**The records:**
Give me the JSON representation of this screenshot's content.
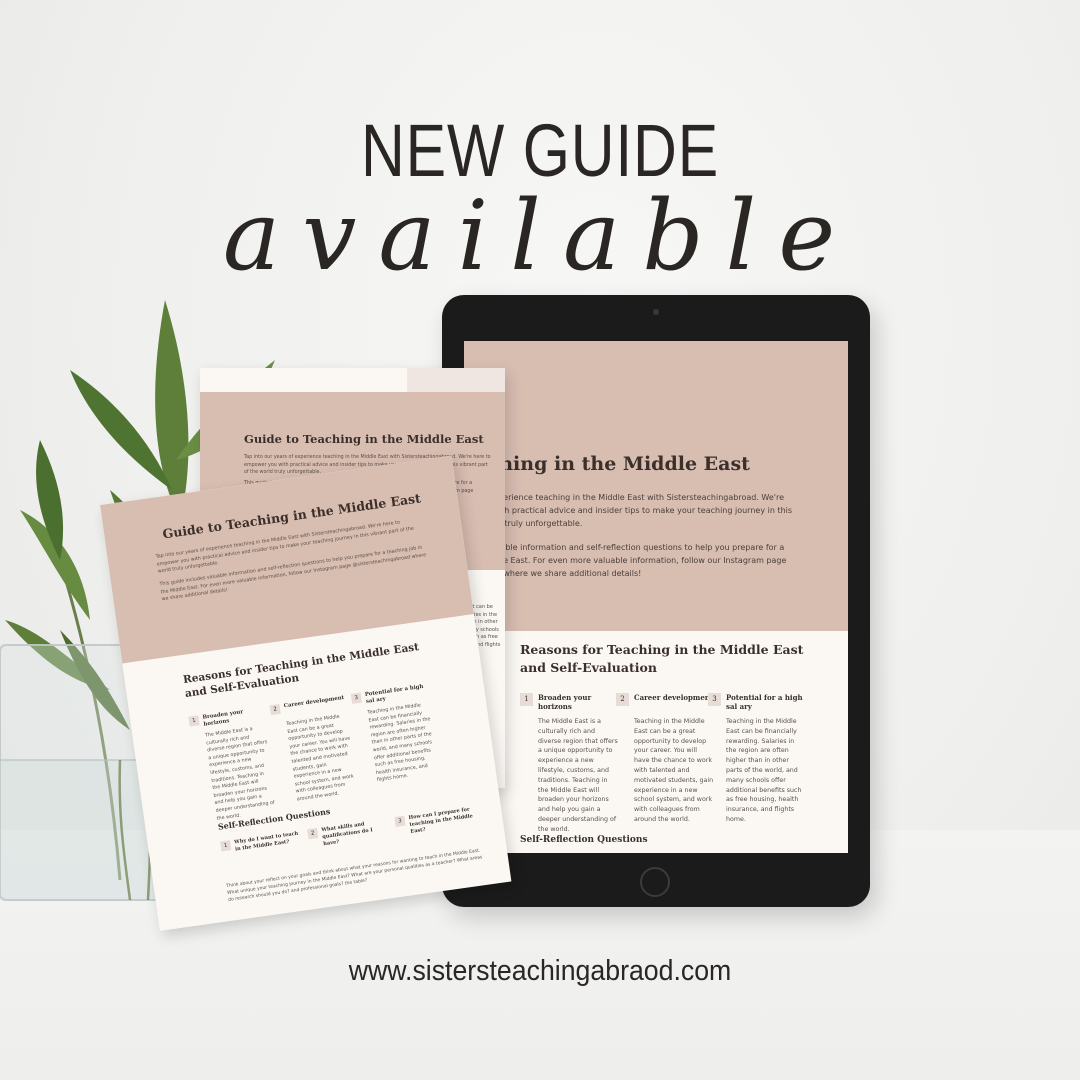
{
  "headline": "NEW GUIDE",
  "script_word": "available",
  "url": "www.sistersteachingabraod.com",
  "colors": {
    "accent_band": "#d8bdb1",
    "paper": "#fbf8f4",
    "ink": "#2a2623"
  },
  "guide": {
    "title": "Guide to Teaching in the Middle East",
    "intro_1": "Tap into our years of experience teaching in the Middle East with Sistersteachingabroad. We're here to empower you with practical advice and insider tips to make your teaching journey in this vibrant part of the world truly unforgettable.",
    "intro_2": "This guide includes valuable information and self-reflection questions to help you prepare for a teaching job in the Middle East. For even more valuable information, follow our Instagram page @sistersteachingabroad where we share additional details!",
    "section_title": "Reasons for Teaching in the Middle East and Self-Evaluation",
    "reasons": [
      {
        "num": "1",
        "title": "Broaden your horizons",
        "body": "The Middle East is a culturally rich and diverse region that offers a unique opportunity to experience a new lifestyle, customs, and traditions. Teaching in the Middle East will broaden your horizons and help you gain a deeper understanding of the world."
      },
      {
        "num": "2",
        "title": "Career development",
        "body": "Teaching in the Middle East can be a great opportunity to develop your career. You will have the chance to work with talented and motivated students, gain experience in a new school system, and work with colleagues from around the world."
      },
      {
        "num": "3",
        "title": "Potential for a high sal ary",
        "body": "Teaching in the Middle East can be financially rewarding. Salaries in the region are often higher than in other parts of the world, and many schools offer additional benefits such as free housing, health insurance, and flights home."
      }
    ],
    "self_reflection_title": "Self-Reflection Questions",
    "questions": [
      {
        "num": "1",
        "title": "Why do I want to teach in the Middle East?"
      },
      {
        "num": "2",
        "title": "What skills and qualifications do I have?"
      },
      {
        "num": "3",
        "title": "How can I prepare for teaching in the Middle East?"
      }
    ],
    "footer_text": "Think about your reflect on your goals and think about what your reasons for wanting to teach in the Middle East. What unique your teaching journey in the Middle East? What are your personal qualities as a teacher? What areas do research should you do? and professional goals? the table?"
  }
}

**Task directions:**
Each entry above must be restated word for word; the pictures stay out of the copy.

**Task solution:**
Give me the JSON representation of this screenshot's content.
{
  "headline": "NEW GUIDE",
  "script_word": "available",
  "url": "www.sistersteachingabraod.com",
  "colors": {
    "accent_band": "#d8bdb1",
    "paper": "#fbf8f4",
    "ink": "#2a2623"
  },
  "guide": {
    "title": "Guide to Teaching in the Middle East",
    "intro_1": "Tap into our years of experience teaching in the Middle East with Sistersteachingabroad. We're here to empower you with practical advice and insider tips to make your teaching journey in this vibrant part of the world truly unforgettable.",
    "intro_2": "This guide includes valuable information and self-reflection questions to help you prepare for a teaching job in the Middle East. For even more valuable information, follow our Instagram page @sistersteachingabroad where we share additional details!",
    "section_title": "Reasons for Teaching in the Middle East and Self-Evaluation",
    "reasons": [
      {
        "num": "1",
        "title": "Broaden your horizons",
        "body": "The Middle East is a culturally rich and diverse region that offers a unique opportunity to experience a new lifestyle, customs, and traditions. Teaching in the Middle East will broaden your horizons and help you gain a deeper understanding of the world."
      },
      {
        "num": "2",
        "title": "Career development",
        "body": "Teaching in the Middle East can be a great opportunity to develop your career. You will have the chance to work with talented and motivated students, gain experience in a new school system, and work with colleagues from around the world."
      },
      {
        "num": "3",
        "title": "Potential for a high sal ary",
        "body": "Teaching in the Middle East can be financially rewarding. Salaries in the region are often higher than in other parts of the world, and many schools offer additional benefits such as free housing, health insurance, and flights home."
      }
    ],
    "self_reflection_title": "Self-Reflection Questions",
    "questions": [
      {
        "num": "1",
        "title": "Why do I want to teach in the Middle East?"
      },
      {
        "num": "2",
        "title": "What skills and qualifications do I have?"
      },
      {
        "num": "3",
        "title": "How can I prepare for teaching in the Middle East?"
      }
    ],
    "footer_text": "Think about your reflect on your goals and think about what your reasons for wanting to teach in the Middle East. What unique your teaching journey in the Middle East? What are your personal qualities as a teacher? What areas do research should you do? and professional goals? the table?"
  }
}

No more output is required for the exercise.